Prompt :: Copy each record below faithfully, leaving out images.

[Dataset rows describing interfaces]
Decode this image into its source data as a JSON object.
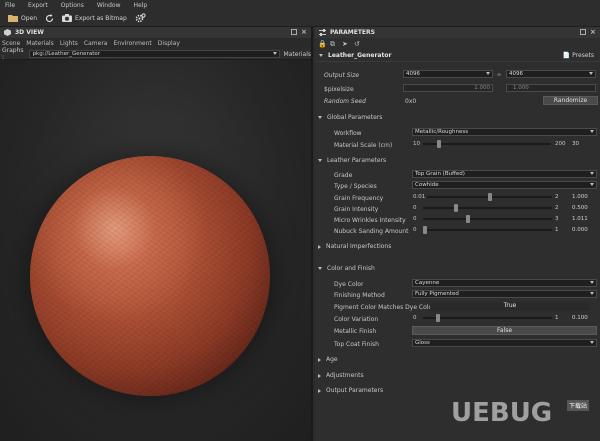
{
  "menu": [
    "File",
    "Export",
    "Options",
    "Window",
    "Help"
  ],
  "toolbar": {
    "open": "Open",
    "export": "Export as Bitmap"
  },
  "view3d": {
    "title": "3D VIEW",
    "tabs": [
      "Scene",
      "Materials",
      "Lights",
      "Camera",
      "Environment",
      "Display"
    ],
    "graphs_label": "Graphs :",
    "graph_value": "pkg://Leather_Generator",
    "materials_label": "Materials"
  },
  "params": {
    "title": "PARAMETERS",
    "graph_name": "Leather_Generator",
    "presets": "Presets",
    "output_size_label": "Output Size",
    "output_w": "4096",
    "output_h": "4096",
    "pixelsize_label": "$pixelsize",
    "pixelsize_a": "1.000",
    "pixelsize_b": "1.000",
    "random_seed_label": "Random Seed",
    "random_seed_value": "0x0",
    "randomize": "Randomize",
    "global_params": "Global Parameters",
    "workflow_label": "Workflow",
    "workflow_value": "Metallic/Roughness",
    "mat_scale_label": "Material Scale (cm)",
    "mat_scale_min": "10",
    "mat_scale_max": "200",
    "mat_scale_value": "30",
    "leather_params": "Leather Parameters",
    "grade_label": "Grade",
    "grade_value": "Top Grain (Buffed)",
    "type_label": "Type / Species",
    "type_value": "Cowhide",
    "grain_freq_label": "Grain Frequency",
    "grain_freq_min": "0.01",
    "grain_freq_max": "2",
    "grain_freq_value": "1.000",
    "grain_int_label": "Grain Intensity",
    "grain_int_min": "0",
    "grain_int_max": "2",
    "grain_int_value": "0.500",
    "micro_label": "Micro Wrinkles Intensity",
    "micro_min": "0",
    "micro_max": "3",
    "micro_value": "1.011",
    "nubuck_label": "Nubuck Sanding Amount",
    "nubuck_min": "0",
    "nubuck_max": "1",
    "nubuck_value": "0.000",
    "natural_imperf": "Natural Imperfections",
    "color_finish": "Color and Finish",
    "dye_label": "Dye Color",
    "dye_value": "Cayenne",
    "finishing_label": "Finishing Method",
    "finishing_value": "Fully Pigmented",
    "pigment_label": "Pigment Color Matches Dye Color?",
    "pigment_value": "True",
    "colvar_label": "Color Variation",
    "colvar_min": "0",
    "colvar_max": "1",
    "colvar_value": "0.100",
    "metallic_label": "Metallic Finish",
    "metallic_value": "False",
    "topcoat_label": "Top Coat Finish",
    "topcoat_value": "Gloss",
    "age": "Age",
    "adjustments": "Adjustments",
    "output_params": "Output Parameters"
  },
  "sliders": {
    "mat_scale": 0.11,
    "grain_freq": 0.5,
    "grain_int": 0.25,
    "micro": 0.34,
    "nubuck": 0.0,
    "colvar": 0.1
  },
  "watermark": {
    "logo": "UEBUG",
    "badge": "下载站"
  },
  "colors": {
    "sphere": "#b25438",
    "panel": "#2e2e2e"
  }
}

Solution for this problem ::
Decode this image into its source data as a JSON object.
{
  "menu": [
    "File",
    "Export",
    "Options",
    "Window",
    "Help"
  ],
  "toolbar": {
    "open": "Open",
    "export": "Export as Bitmap"
  },
  "view3d": {
    "title": "3D VIEW",
    "tabs": [
      "Scene",
      "Materials",
      "Lights",
      "Camera",
      "Environment",
      "Display"
    ],
    "graphs_label": "Graphs :",
    "graph_value": "pkg://Leather_Generator",
    "materials_label": "Materials"
  },
  "params": {
    "title": "PARAMETERS",
    "graph_name": "Leather_Generator",
    "presets": "Presets",
    "output_size_label": "Output Size",
    "output_w": "4096",
    "output_h": "4096",
    "pixelsize_label": "$pixelsize",
    "pixelsize_a": "1.000",
    "pixelsize_b": "1.000",
    "random_seed_label": "Random Seed",
    "random_seed_value": "0x0",
    "randomize": "Randomize",
    "global_params": "Global Parameters",
    "workflow_label": "Workflow",
    "workflow_value": "Metallic/Roughness",
    "mat_scale_label": "Material Scale (cm)",
    "mat_scale_min": "10",
    "mat_scale_max": "200",
    "mat_scale_value": "30",
    "leather_params": "Leather Parameters",
    "grade_label": "Grade",
    "grade_value": "Top Grain (Buffed)",
    "type_label": "Type / Species",
    "type_value": "Cowhide",
    "grain_freq_label": "Grain Frequency",
    "grain_freq_min": "0.01",
    "grain_freq_max": "2",
    "grain_freq_value": "1.000",
    "grain_int_label": "Grain Intensity",
    "grain_int_min": "0",
    "grain_int_max": "2",
    "grain_int_value": "0.500",
    "micro_label": "Micro Wrinkles Intensity",
    "micro_min": "0",
    "micro_max": "3",
    "micro_value": "1.011",
    "nubuck_label": "Nubuck Sanding Amount",
    "nubuck_min": "0",
    "nubuck_max": "1",
    "nubuck_value": "0.000",
    "natural_imperf": "Natural Imperfections",
    "color_finish": "Color and Finish",
    "dye_label": "Dye Color",
    "dye_value": "Cayenne",
    "finishing_label": "Finishing Method",
    "finishing_value": "Fully Pigmented",
    "pigment_label": "Pigment Color Matches Dye Color?",
    "pigment_value": "True",
    "colvar_label": "Color Variation",
    "colvar_min": "0",
    "colvar_max": "1",
    "colvar_value": "0.100",
    "metallic_label": "Metallic Finish",
    "metallic_value": "False",
    "topcoat_label": "Top Coat Finish",
    "topcoat_value": "Gloss",
    "age": "Age",
    "adjustments": "Adjustments",
    "output_params": "Output Parameters"
  },
  "sliders": {
    "mat_scale": 0.11,
    "grain_freq": 0.5,
    "grain_int": 0.25,
    "micro": 0.34,
    "nubuck": 0.0,
    "colvar": 0.1
  },
  "watermark": {
    "logo": "UEBUG",
    "badge": "下载站"
  },
  "colors": {
    "sphere": "#b25438",
    "panel": "#2e2e2e"
  }
}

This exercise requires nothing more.